LEMON: That is often your counterpart on Fox News will say this program and that program is not considered news, but the people at home don't know.

MAYO: That is what I am going to say. To the lay person news and news is news. You turn on your television, you consider it.

LEMON: And they're saying these people don't have to be accurate and factual, because they're not part of the news division. There are a lot of real journalists at work there.

STELTER: Trump's approval ratings is it related not just to the news coverage on channels like this, not just because of lack of accomplishments, but also because of these late night shows. People soak up information in different ways now. Whether it's a joke on Kimmel's show, it explains his approval ratings.

LEMON: I want to bring up something Alec Baldwin did his usual portrayal of the President on Saturday Night Live and also referenced me and poke Omarosa. Listen.


UNIDENTIFIED MALE: Now, I can settle down and be super Presidential, that is until Don Lemon says something mean about me and I can tweet the n-word. Even worse it is Omarosa.


UNIDENTIFIED MALE: Quick, someone turn off the lights.

UNIDENTIFIED FEMALE: I see in there Donald. No one kicks Omarosa out the White House.

UNIDENTIFIED MALE: Hey, get away from the window right now.

UNIDENTIFIED MALE: She is a tough cookie. I think we're going to have to move.


LEMON: What is it about Omarosa that seems to insight such strong feelings for so many?

MAYO: For black women? I just came from a conference of all black women ever, Republicans, Democratic, independents, April Ryan, everybody, we're ready to trade Omarosa. Just the bottom line is that she represents no one, but herself at all times. And she doesn't do that well. I don't know if anyone has seen this YouTube tape of her recently, but the level of ridiculousness, and the fact we've been forced to entertain her as an entity as something serious, it just doesn't live with anyone's common sense. Folk's good common sense says no to Omarosa.

LEMON: She is universal.

FUGELSANG: She became as famous as an apprentice candidate that she got to be on celebrity apprentice. She was that disliked she qualified as a celebrity.

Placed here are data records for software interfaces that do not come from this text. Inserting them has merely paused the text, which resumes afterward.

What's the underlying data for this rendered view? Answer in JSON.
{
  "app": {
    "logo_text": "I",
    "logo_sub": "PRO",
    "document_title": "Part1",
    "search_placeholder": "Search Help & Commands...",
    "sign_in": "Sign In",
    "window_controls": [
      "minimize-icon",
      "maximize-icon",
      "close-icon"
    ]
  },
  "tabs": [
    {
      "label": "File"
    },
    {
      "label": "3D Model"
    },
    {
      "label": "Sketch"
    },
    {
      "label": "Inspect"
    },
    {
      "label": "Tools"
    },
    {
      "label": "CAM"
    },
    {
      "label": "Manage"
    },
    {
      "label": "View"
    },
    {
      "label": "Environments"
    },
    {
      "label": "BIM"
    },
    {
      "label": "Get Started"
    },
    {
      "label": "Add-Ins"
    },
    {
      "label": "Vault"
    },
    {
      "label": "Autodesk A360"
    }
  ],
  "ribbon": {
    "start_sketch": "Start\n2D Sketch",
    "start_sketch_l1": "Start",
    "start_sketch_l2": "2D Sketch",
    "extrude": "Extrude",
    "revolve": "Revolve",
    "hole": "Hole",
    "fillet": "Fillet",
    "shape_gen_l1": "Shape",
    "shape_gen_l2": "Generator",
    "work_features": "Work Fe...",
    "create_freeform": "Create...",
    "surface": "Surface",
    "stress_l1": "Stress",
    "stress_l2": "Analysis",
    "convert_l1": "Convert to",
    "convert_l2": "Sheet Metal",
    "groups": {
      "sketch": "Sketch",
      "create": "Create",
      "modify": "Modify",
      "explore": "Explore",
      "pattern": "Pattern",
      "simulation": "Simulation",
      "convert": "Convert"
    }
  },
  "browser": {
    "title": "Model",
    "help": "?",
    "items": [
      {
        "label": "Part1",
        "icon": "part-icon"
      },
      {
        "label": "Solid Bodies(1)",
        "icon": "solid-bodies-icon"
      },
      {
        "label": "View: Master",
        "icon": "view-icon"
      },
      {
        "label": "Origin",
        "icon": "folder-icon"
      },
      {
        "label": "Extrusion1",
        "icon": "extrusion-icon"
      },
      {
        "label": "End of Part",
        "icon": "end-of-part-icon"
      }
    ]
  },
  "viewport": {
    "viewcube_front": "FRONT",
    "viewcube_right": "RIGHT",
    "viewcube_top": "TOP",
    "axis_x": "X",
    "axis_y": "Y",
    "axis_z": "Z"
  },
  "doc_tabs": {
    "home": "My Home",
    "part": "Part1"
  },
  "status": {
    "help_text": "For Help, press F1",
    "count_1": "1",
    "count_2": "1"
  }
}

I don't think she has the ability to anchor a show. I'm honored someone I sat next to on a Wendy Williams show got a White House e- mail address. But I do think the petulance that made her famous that ultimately made her useless in this administration. STELTER: She brought up something really important --

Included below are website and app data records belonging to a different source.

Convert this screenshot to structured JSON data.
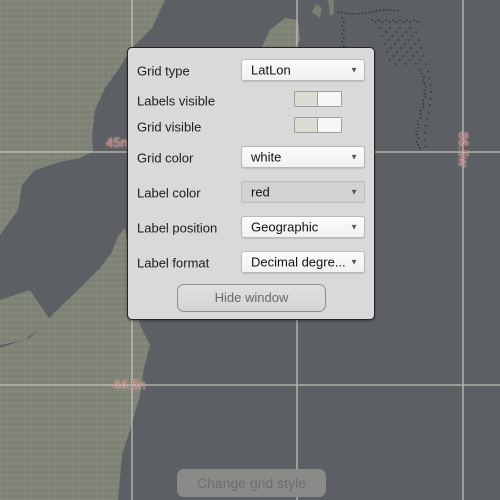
{
  "map": {
    "colors": {
      "water": "#5c6064",
      "land": "#7f8476",
      "grid_line": "#c9c6bc",
      "grid_label": "#c8706a"
    },
    "grid_labels": {
      "lat_top": "45n",
      "lat_bottom": "44.5n",
      "lon_right": "86.5w"
    }
  },
  "panel": {
    "rows": [
      {
        "label": "Grid type",
        "control": "select",
        "value": "LatLon"
      },
      {
        "label": "Labels visible",
        "control": "toggle",
        "value": true
      },
      {
        "label": "Grid visible",
        "control": "toggle",
        "value": true
      },
      {
        "label": "Grid color",
        "control": "select",
        "value": "white"
      },
      {
        "label": "Label color",
        "control": "select",
        "value": "red",
        "disabled": true
      },
      {
        "label": "Label position",
        "control": "select",
        "value": "Geographic"
      },
      {
        "label": "Label format",
        "control": "select",
        "value": "Decimal degre..."
      }
    ],
    "hide_button": "Hide window"
  },
  "change_grid_button": "Change grid style",
  "icons": {
    "dropdown_arrow": "▼"
  }
}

LEMON: Hold on, what are you doing? You're not saying anything about Wendy, right?

FUGELSANG: Not anything bad about Wendy, but Omarosa was always very nice to me as well, but she became famous for bad behavior she became famous for being --

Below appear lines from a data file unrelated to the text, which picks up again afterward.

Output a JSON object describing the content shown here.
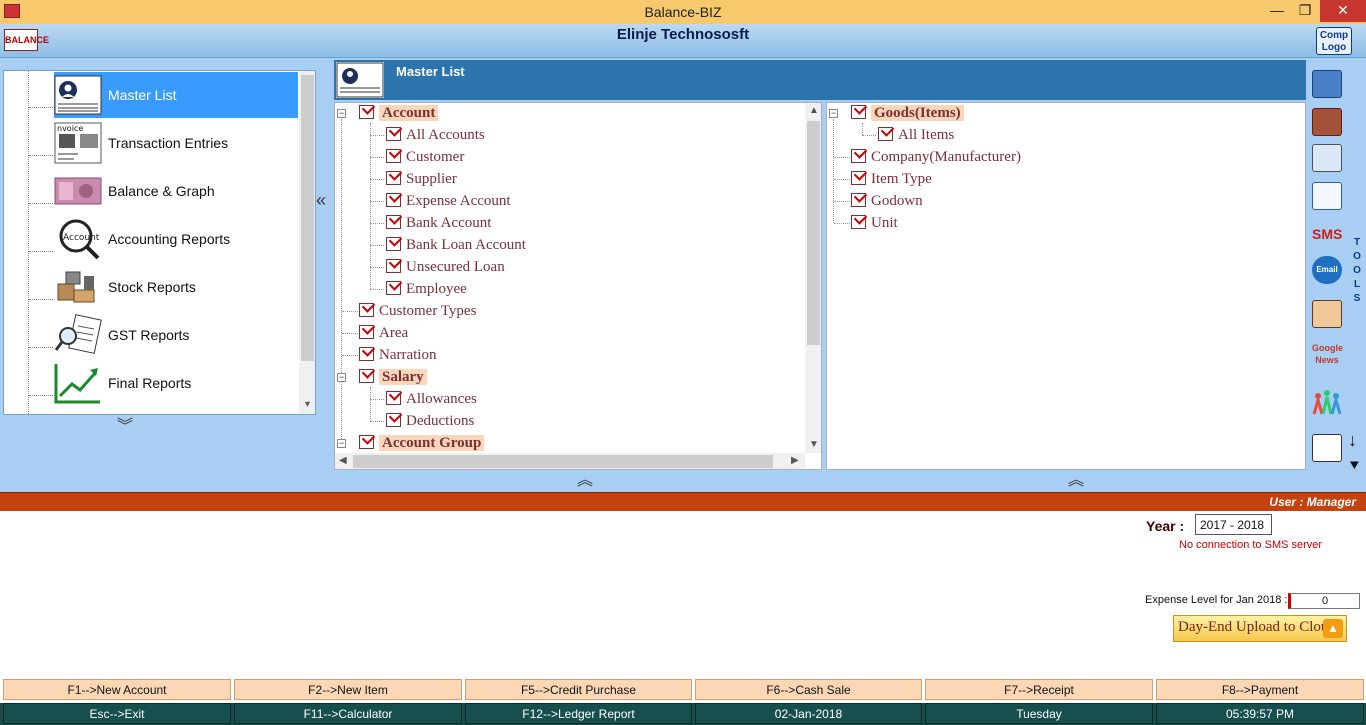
{
  "window": {
    "title": "Balance-BIZ",
    "min": "—",
    "max": "❐",
    "close": "✕"
  },
  "header": {
    "logo": "BALANCE",
    "company": "Elinje Technososft",
    "comp_logo_line1": "Comp",
    "comp_logo_line2": "Logo"
  },
  "left_menu": [
    {
      "label": "Master List",
      "icon": "contact-card-icon",
      "selected": true
    },
    {
      "label": "Transaction Entries",
      "icon": "invoice-icon",
      "selected": false
    },
    {
      "label": "Balance & Graph",
      "icon": "banknote-icon",
      "selected": false
    },
    {
      "label": "Accounting Reports",
      "icon": "account-magnifier-icon",
      "selected": false
    },
    {
      "label": "Stock Reports",
      "icon": "boxes-icon",
      "selected": false
    },
    {
      "label": "GST Reports",
      "icon": "report-magnifier-icon",
      "selected": false
    },
    {
      "label": "Final Reports",
      "icon": "growth-chart-icon",
      "selected": false
    }
  ],
  "center": {
    "title": "Master List"
  },
  "tree_left": {
    "account": {
      "label": "Account",
      "children": [
        "All Accounts",
        "Customer",
        "Supplier",
        "Expense Account",
        "Bank Account",
        "Bank Loan Account",
        "Unsecured Loan",
        "Employee"
      ]
    },
    "customer_types": "Customer Types",
    "area": "Area",
    "narration": "Narration",
    "salary": {
      "label": "Salary",
      "children": [
        "Allowances",
        "Deductions"
      ]
    },
    "account_group": "Account Group"
  },
  "tree_right": {
    "goods": {
      "label": "Goods(Items)",
      "children": [
        "All Items"
      ]
    },
    "company": "Company(Manufacturer)",
    "item_type": "Item Type",
    "godown": "Godown",
    "unit": "Unit"
  },
  "tools": {
    "vertical_label": [
      "T",
      "O",
      "O",
      "L",
      "S"
    ],
    "sms": "SMS",
    "email": "Email",
    "google_news": "Google News"
  },
  "status": {
    "user": "User : Manager",
    "year_label": "Year :",
    "year_value": "2017 - 2018",
    "sms_message": "No connection to SMS server",
    "expense_label": "Expense Level for Jan 2018 :",
    "expense_value": "0",
    "upload_button": "Day-End Upload to Cloud"
  },
  "fkeys_row1": [
    "F1-->New Account",
    "F2-->New Item",
    "F5-->Credit Purchase",
    "F6-->Cash Sale",
    "F7-->Receipt",
    "F8-->Payment"
  ],
  "fkeys_row2": [
    "Esc-->Exit",
    "F11-->Calculator",
    "F12-->Ledger Report",
    "02-Jan-2018",
    "Tuesday",
    "05:39:57 PM"
  ],
  "colors": {
    "title_bar": "#f7c96c",
    "header": "#8dbde6",
    "selected": "#3a9bff",
    "tree_text": "#7a3036",
    "user_bar": "#c3420e",
    "fkey_row1": "#fcd7b6",
    "fkey_row2": "#174f4f"
  }
}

LEMON: Here's what I found interesting, there was a point when people like me and people like you would only be seen in a clip on the daily show to criticize something about what the news.

STELTER: Yeah, you weren't getting talked about on "SNL."

LEMON: But now we're being used to criticize the administration on late night TV. Maybe if you had a project or book or some big story like Katrina, but now it seems like every night I never know what show I'm going to show up, sometimes I take my own popcorn.

STELTER: It's because these shows, they are taking the news seriously and then making fun of it. They are acknowledging what's going on in the world, quoting from the CNN's of the world and then usually adding this anti-Trump twist.

[23:55:13] FUGELSANG: You are right, but it is important to remember that that clip Kimmel is correct. He is not going to lose the base. The base would abandoned him unless maybe he did a black lives matter march and then married Liam Dunham at the end. The base is immune to the barbs of late night comics. It took six years before George W. Bush's popularity took a hit with base from late night comics. I think it is rather impressive with this 30 percent. See how long and devotedly this 30 percent holds.

STELTER: I still like to watch a pro-Trump comedy.

MAYO: I think you guys are all part of the sideshows, we are right now in the Trump show. And I do think that media is centered as a key player, so there's no way that comedians can work around you. They've got to go through.

LEMON: Thank you. Fascinating conversation. See you guys soon. That is it for us tonight. Thanks for watching. I'll see you back here tomorrow.